The scariest thing to do in writing is trusting your story, or so I'm learning. TUBE started out as a joke of sorts. I didn't really intend to write a book about a train, but then I applied for the Amtrak Residency, and I thought, "Why not? Easy-peasy. I can do it. I won't win it anyway." But then I I did win, and dammit, I had to deliver. Well, I did. I wrote something-something about an American train, and something-something about Bolshoi ballerinas, and something-something about that train killing those ballerinas. Only the story was not about it at all. The real story was hiding underneath, and I was afraid to go there and to pull it out. I have invented all kinds of disguises to mask it, and so today when I finished reading the third draft of TUBE, I have stripped all pretense and started writing it as is. No mystery. No secrets. Nothing. Just exactly what happened.
Here it is for you. Starting on Chapter 14 (the previous thirteen chapters are gone, but I will borrow stuff from them and insert it as needed), spelling out in the first line exactly what the book is about. Hence the title change. Hence the other changes coming.
Let me know what you think of this. I've never done so many changes to any of my books before, and certainly have never chopped off numerous chapters from the beginning. Twice.
A novel by Ksenia Anske, Draft 4
1. Passing by Tuzlov River, February 7, 1989. Evening
“It’s the penis of my dead father, you know?” Olesya rolled Tyubik on the table, back and forth, back and forth. Her puckered lips made small tooting noises, mimicking a train engine, and for a moment her face was the face of a little girl lost in play. “It’s the same size, about the same shape. And by now, I’d imagine, the same color. How do you put something like this inside a five-year-old? Tell me.”
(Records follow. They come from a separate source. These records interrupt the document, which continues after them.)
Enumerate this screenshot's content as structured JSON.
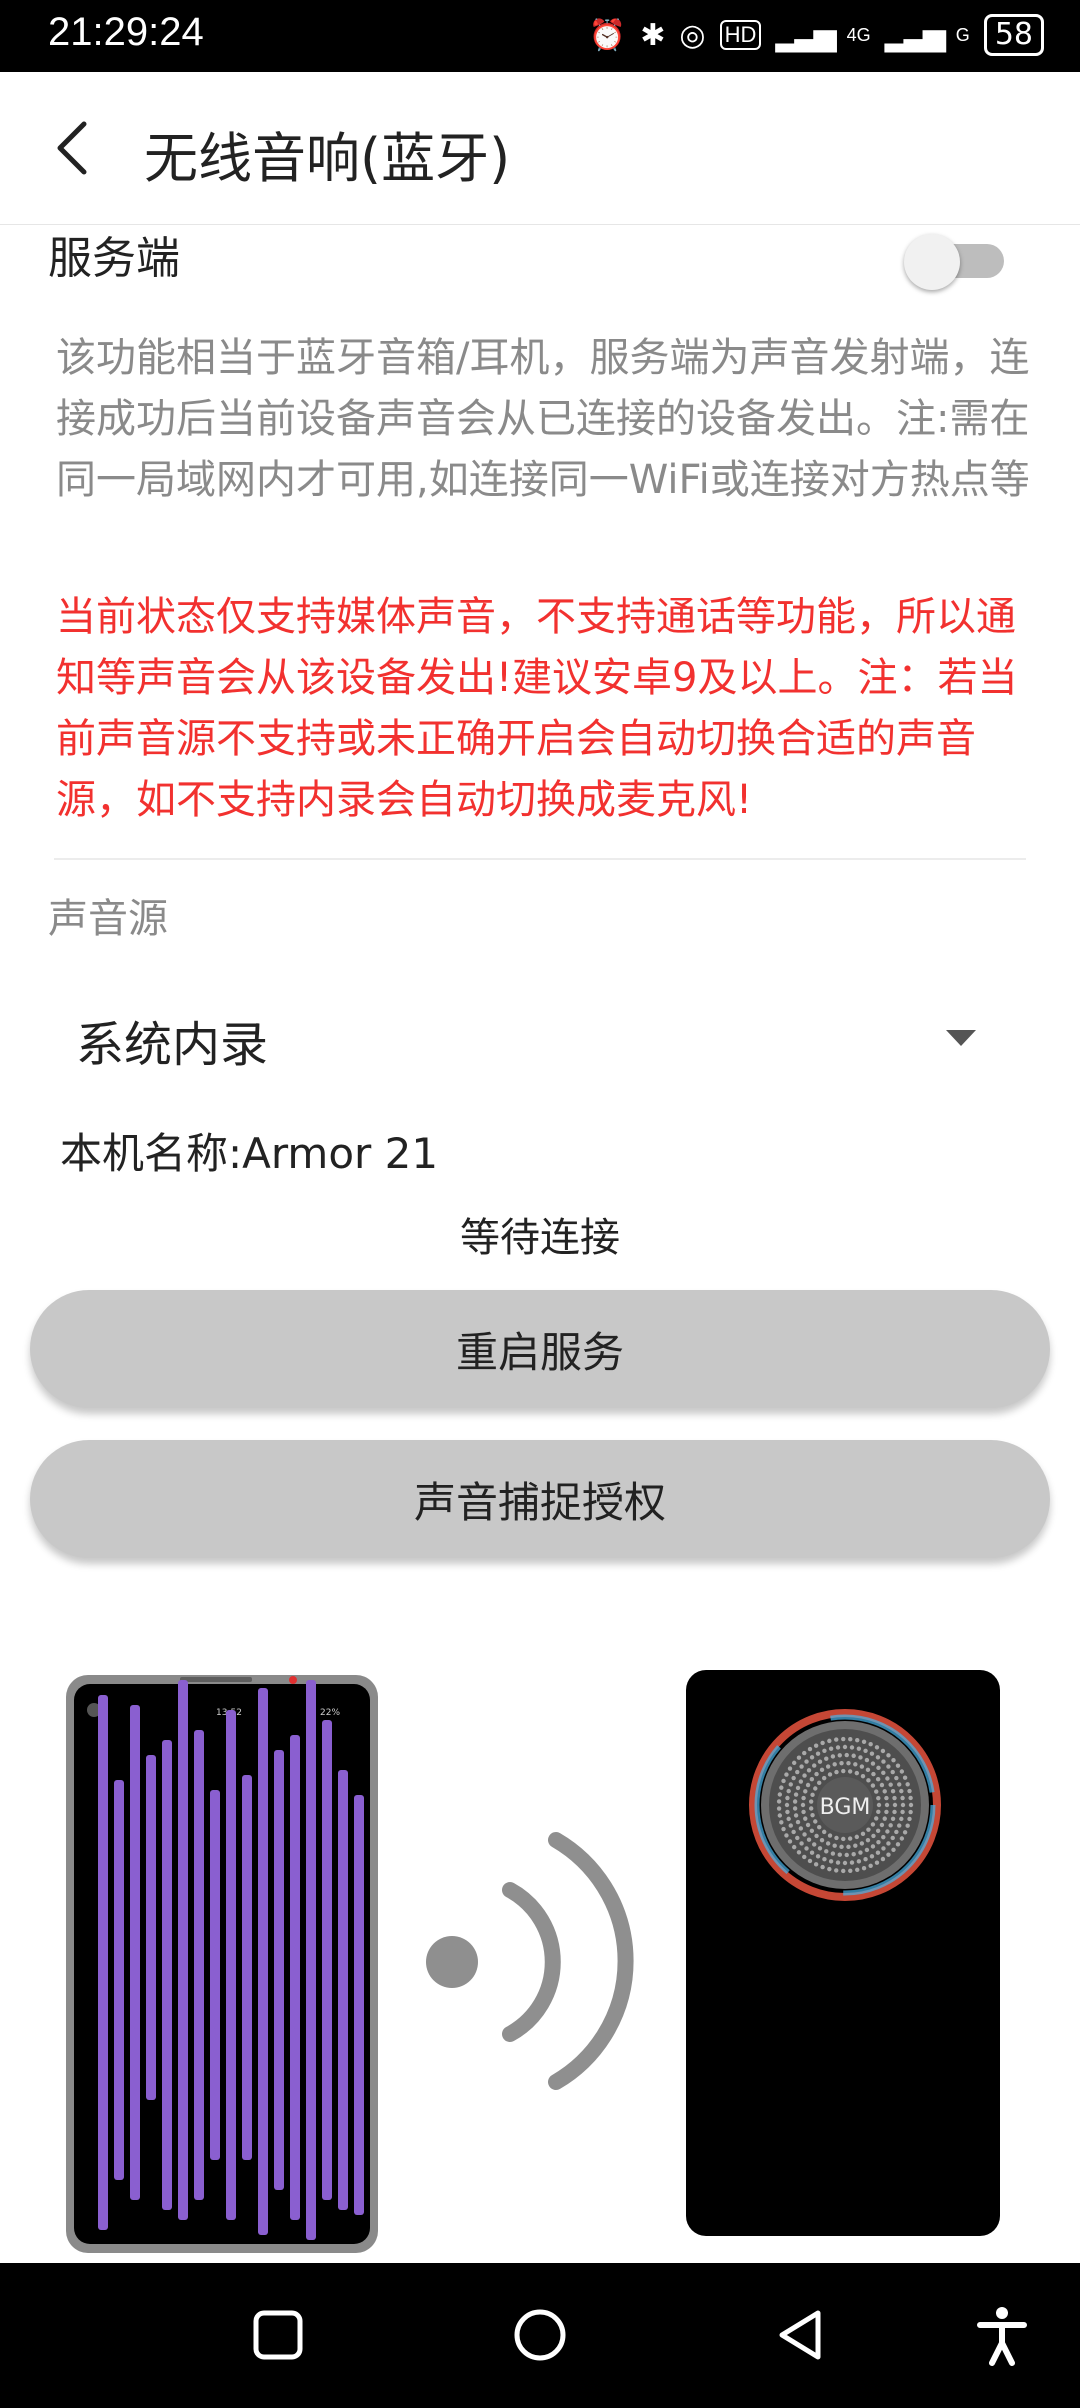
{
  "status_bar": {
    "time": "21:29:24",
    "icons": [
      "alarm-icon",
      "bluetooth-icon",
      "hotspot-icon",
      "hd-icon",
      "signal-icon",
      "signal-icon"
    ],
    "hd": "HD",
    "net1": "4G",
    "net2": "G",
    "battery": "58"
  },
  "header": {
    "title": "无线音响(蓝牙)"
  },
  "server": {
    "label": "服务端",
    "enabled": false
  },
  "description": "该功能相当于蓝牙音箱/耳机，服务端为声音发射端，连接成功后当前设备声音会从已连接的设备发出。注:需在同一局域网内才可用,如连接同一WiFi或连接对方热点等",
  "warning": "当前状态仅支持媒体声音，不支持通话等功能，所以通知等声音会从该设备发出!建议安卓9及以上。注：若当前声音源不支持或未正确开启会自动切换合适的声音源，如不支持内录会自动切换成麦克风!",
  "source": {
    "label": "声音源",
    "selected": "系统内录"
  },
  "device": {
    "name": "本机名称:Armor 21",
    "status": "等待连接"
  },
  "buttons": {
    "restart": "重启服务",
    "capture": "声音捕捉授权"
  },
  "illustration": {
    "phone_status_time": "13:52",
    "phone_battery": "22%",
    "speaker_label": "BGM",
    "colors": {
      "bars": "#8a5fd0",
      "frame": "#8a8a8a",
      "wave": "#8f8f8f"
    }
  },
  "nav": {
    "icons": [
      "recents-icon",
      "home-icon",
      "back-icon",
      "accessibility-icon"
    ]
  },
  "colors": {
    "warning": "#f2312f",
    "secondary_text": "#8a8a8a",
    "button": "#c8c8c8"
  }
}
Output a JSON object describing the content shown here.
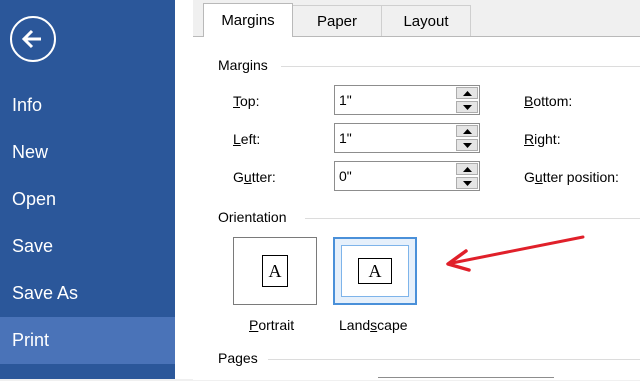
{
  "sidebar": {
    "back_icon": "back-arrow-icon",
    "items": [
      {
        "label": "Info"
      },
      {
        "label": "New"
      },
      {
        "label": "Open"
      },
      {
        "label": "Save"
      },
      {
        "label": "Save As"
      },
      {
        "label": "Print",
        "selected": true
      }
    ]
  },
  "tabs": [
    {
      "label": "Margins",
      "active": true
    },
    {
      "label": "Paper"
    },
    {
      "label": "Layout"
    }
  ],
  "margins": {
    "section_label": "Margins",
    "top": {
      "label_key": "T",
      "label_rest": "op:",
      "value": "1\""
    },
    "left": {
      "label_key": "L",
      "label_rest": "eft:",
      "value": "1\""
    },
    "gutter": {
      "label_pre": "G",
      "label_key": "u",
      "label_rest": "tter:",
      "value": "0\""
    },
    "bottom": {
      "label_key": "B",
      "label_rest": "ottom:"
    },
    "right": {
      "label_key": "R",
      "label_rest": "ight:"
    },
    "gutter_position": {
      "label_pre": "G",
      "label_key": "u",
      "label_rest": "tter position:"
    }
  },
  "orientation": {
    "section_label": "Orientation",
    "portrait": {
      "label_key": "P",
      "label_rest": "ortrait",
      "glyph": "A"
    },
    "landscape": {
      "label_pre": "Land",
      "label_key": "s",
      "label_rest": "cape",
      "glyph": "A",
      "selected": true
    }
  },
  "pages": {
    "section_label": "Pages"
  },
  "colors": {
    "sidebar_bg": "#2b579a",
    "sidebar_selected": "#4a73b8",
    "annotation_arrow": "#e0202a",
    "selection_border": "#4a90d9"
  }
}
She looked up at Dima.
He sat motionless on the berth across. His armpits prickled with sweat, and his mouth opened slightly. The empty tea glasses by his elbow rattled in their nickel holders every time the car passed over a switch. He grabbed them. The rattling stopped.
“Not that it matters now.” Olesya shrugged. “Not that any of it ever mattered, really.”
She turned Tyubik onto its back, spun the wheels, stroked the black shiny hide, probed the headlamp with the tip of her finger. It looked like a giant roach knocked over, helpless. She smiled and flicked it. It spun around and around, and she suddenly snatched it and squeezed it until her knuckles went white, then set it back on the table, started rolling it. Back and forth. Back and forth.
Dima allowed himself a breath. “Do you...want to tell me more about it?”
Her hand stopped and she looked at him like she saw him for the first time. “Tell you more about what?”
“About what you just said.”
“What did I just say?”
“You said that...I thought...” He looked at Tyubik. “I thought you said that it’s—”
“What about it? It’s just a toy. I should really throw it away already. Enough holding on to it, like it means something. It means nothing.” She dropped it in her lap, folded her hands over it, and looked out the window.
The wind whined in a voice of a beaten child and the wheels clicked away the kilometers. They were racing down a steep ravine, its walls dark and tall and pitted, the sky above it grey, the air cold, the snow blackened and frozen.
“Tanechka came to see me yesterday.”
Dima gave a little start. “What?”
Olesya looked at him without blinking. “You asked me to tell you what happened last night, so I’m telling you. Tanechka came to see me.”
“Tanechka? Who’s Tanechka?”
“My dead sister.”
“I didn’t...know you had a sister. You never told me.”
Olesya shrugged. “There’s nothing to tell, really. She died before I was born.”
“Oh, please. What’s there to be sorry about? I never knew her. I only saw her in photographs.”
Dima lifted the tea glasses from the holders, stacked them, set them on the table, smoothed the tablecloth and watched his hands for some time sitting perfectly flat, his fingers long and slender. “You mean, she came to see you in a dream?”
“No.” Olesya gave him a long look. “No. I mean, she came to see me.”
“Listen. You asked me to tell you what happened, and I’m telling you. If you’re not interested in listening, then I’m not interested in continuing this conversation. Really, it’s easier not to say anything. No one ever listens, anyway. Or they do, but they don’t believe me. So what’s the point in talking? Tell me.” Her eyes opened wide, and Dima noticed they were the same grey as the nickel holders, maybe a little more blue in them, her pupils dark holes.
“Are you, really?” She waited.
“Yes, I am.”